A recent study (RS Choung et al. Gastroenterol 156: 582-91) showed that synthetic neoepitopes of the transglutaminase-deamidated gliadin complex are better noninvasive biomarkers for detecting celiac disease and for monitoring mucosal healing.
Link to Graphical Abstract and Abstract: Synthetic Neoepitopes of the Transglutaminase–Deamidated Gliadin Complex as Biomarkers for Diagnosing and Monitoring Celiac Disease
The authors studied the serum samples from 90 patients with Celiac disease (CD) and from 79 healthy controls and developed a fluorescent peptide microarray platform Then, the authors validated their findings in 82 patients with newly diagnosed CD and 217 controls.
- 7% of patients with treated (with gluten free diet [GFD]) and healed CD had positive TTG-IgA and 27% of patients treated but unhealed CD mucosa had positive TTG IgA
- With the synthetic neoepitopes, CD was identified with 99% sensitivity and 100% specificity. The assay identified patients with CD with healed mucosa with an 84% sensitivity and 95% specificity.

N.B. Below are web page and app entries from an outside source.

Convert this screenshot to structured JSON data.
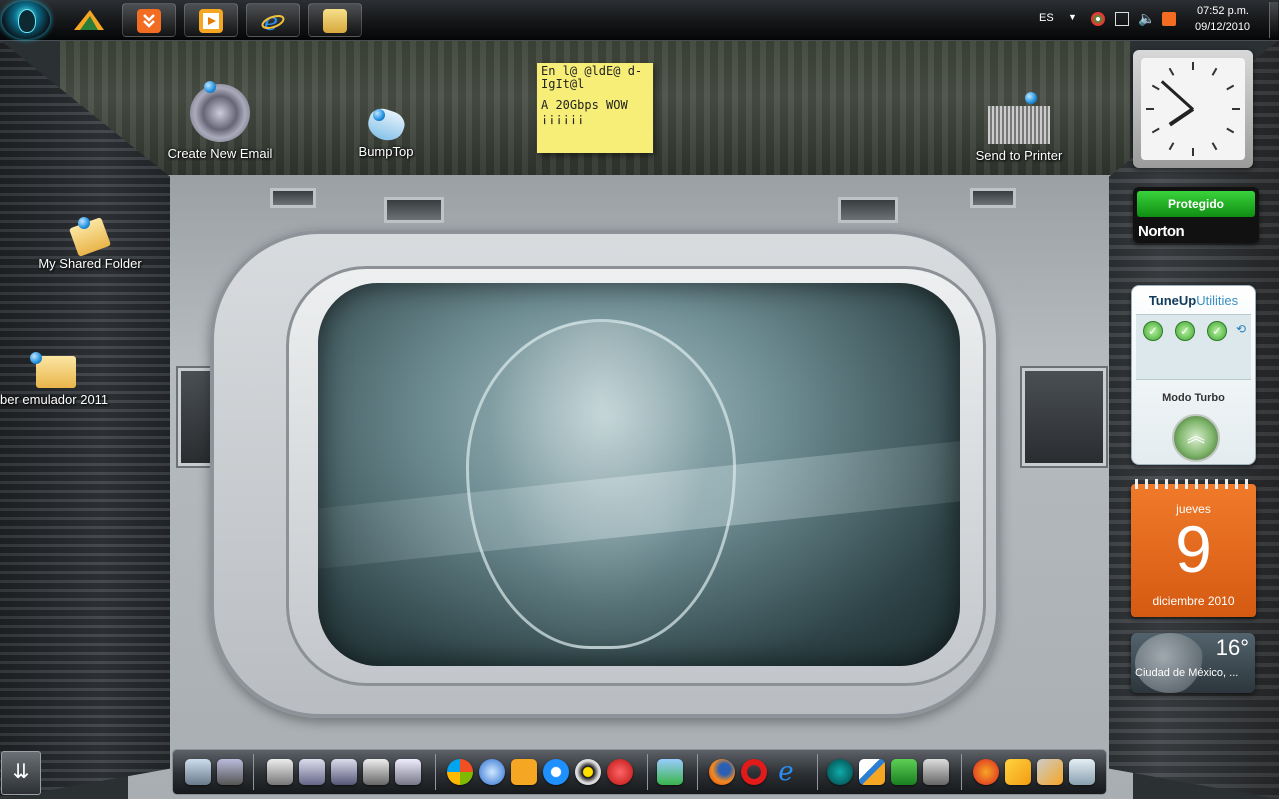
{
  "taskbar_top": {
    "pinned": [
      {
        "name": "alienware-start-orb"
      },
      {
        "name": "winamp-icon"
      },
      {
        "name": "download-manager-icon",
        "color": "#f26d21"
      },
      {
        "name": "media-player-icon",
        "color": "#f5a623"
      },
      {
        "name": "internet-explorer-icon",
        "color": "#1e88e5"
      },
      {
        "name": "file-explorer-icon",
        "color": "#e8c35a"
      }
    ],
    "tray": {
      "language": "ES",
      "time": "07:52 p.m.",
      "date": "09/12/2010"
    }
  },
  "desktop": {
    "icons": [
      {
        "label": "Create New Email"
      },
      {
        "label": "BumpTop"
      },
      {
        "label": "Send to Printer"
      },
      {
        "label": "My Shared Folder"
      },
      {
        "label": "ber emulador 2011"
      }
    ],
    "sticky_note": {
      "line1": "En l@ @ldE@ d-IgIt@l",
      "line2": "A 20Gbps WOW",
      "line3": "¡¡¡¡¡¡"
    }
  },
  "gadgets": {
    "clock": {
      "hour": 7,
      "minute": 52
    },
    "norton": {
      "status": "Protegido",
      "brand": "Norton",
      "status_color": "#22b024"
    },
    "tuneup": {
      "brand_main": "TuneUp",
      "brand_sub": "Utilities",
      "mode_label": "Modo Turbo",
      "checks": [
        "✓",
        "✓",
        "✓"
      ]
    },
    "calendar": {
      "weekday": "jueves",
      "day": "9",
      "month_year": "diciembre 2010",
      "color": "#e8671c"
    },
    "weather": {
      "temperature": "16°",
      "city": "Ciudad de México, ..."
    }
  },
  "dock": {
    "groups": [
      [
        "server-icon",
        "display-icon"
      ],
      [
        "alien-fx-icon",
        "alien-tools-icon",
        "alien-headset-icon",
        "alien-respawn-icon",
        "alien-settings-icon"
      ],
      [
        "windows-start-icon",
        "itunes-icon",
        "media-player-icon",
        "quicktime-icon",
        "eye-capture-icon",
        "power-icon"
      ],
      [
        "messenger-icon"
      ],
      [
        "firefox-icon",
        "opera-icon",
        "internet-explorer-icon"
      ],
      [
        "e-book-icon",
        "bump-icon",
        "excel-icon",
        "vmware-icon"
      ],
      [
        "crash-icon",
        "playstation-icon",
        "tools-icon",
        "recycle-bin-icon"
      ]
    ]
  }
}
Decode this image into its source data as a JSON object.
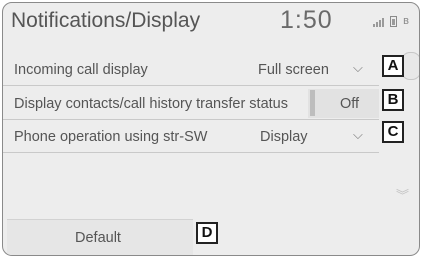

My take: More precise noninvasive markers like these should help identify individuals with celiac disease and those who have responded (or not) to the recommended gluten free diet.
Related blog posts:
- Followup Biopsies in Pediatric Celiac Disease?
- How Accurate is Serology at Predicting Mucosal Healing?
- Is it Helpful to Check Celiac Serology Titers After 3 Months of a Gluten Free Diet?
- How Likely is Celiac Disease if My TTG Test Is Only a Little Bit Abnormal? | gutsandgrowth
- Are Followup Biopsies Necessary for Celiac Disease? Look Beyond the Headline | gutsandgrowth
- How Slow Do Objective Markers of Celiac Change After Treatment? | gutsandgrowth
- Is Deamidated Gliadin Serology a Useful Adjunct in Screening for Celiac Disease? | gutsandgrowth
- Economic Costs of Gluten Free Diet | gutsandgrowth
- Drug Therapy for Celiac Disease | gutsandgrowth
- Why is Celiac Disease Becoming More Prevalent? | gutsandgrowth
- Benefits of Gluten–Free Diet for “Asymptomatic” Celiac | gutsandgrowth
- Closer followup for Celiac disease & pediatric … – gutsandgrowth
Unrelated but important —NPR reports on another large study showing that MMR does not cause autism -Link: A Large Study Provides More Evidence That MMR Vaccines Don’t Cause Autism
Related blog post: “Too many vaccines and autism” debunked
Link to full text of study from Annals of Internal Medicine: Measles, Mumps, Rubella Vaccination and Autism: A Nationwide Cohort Study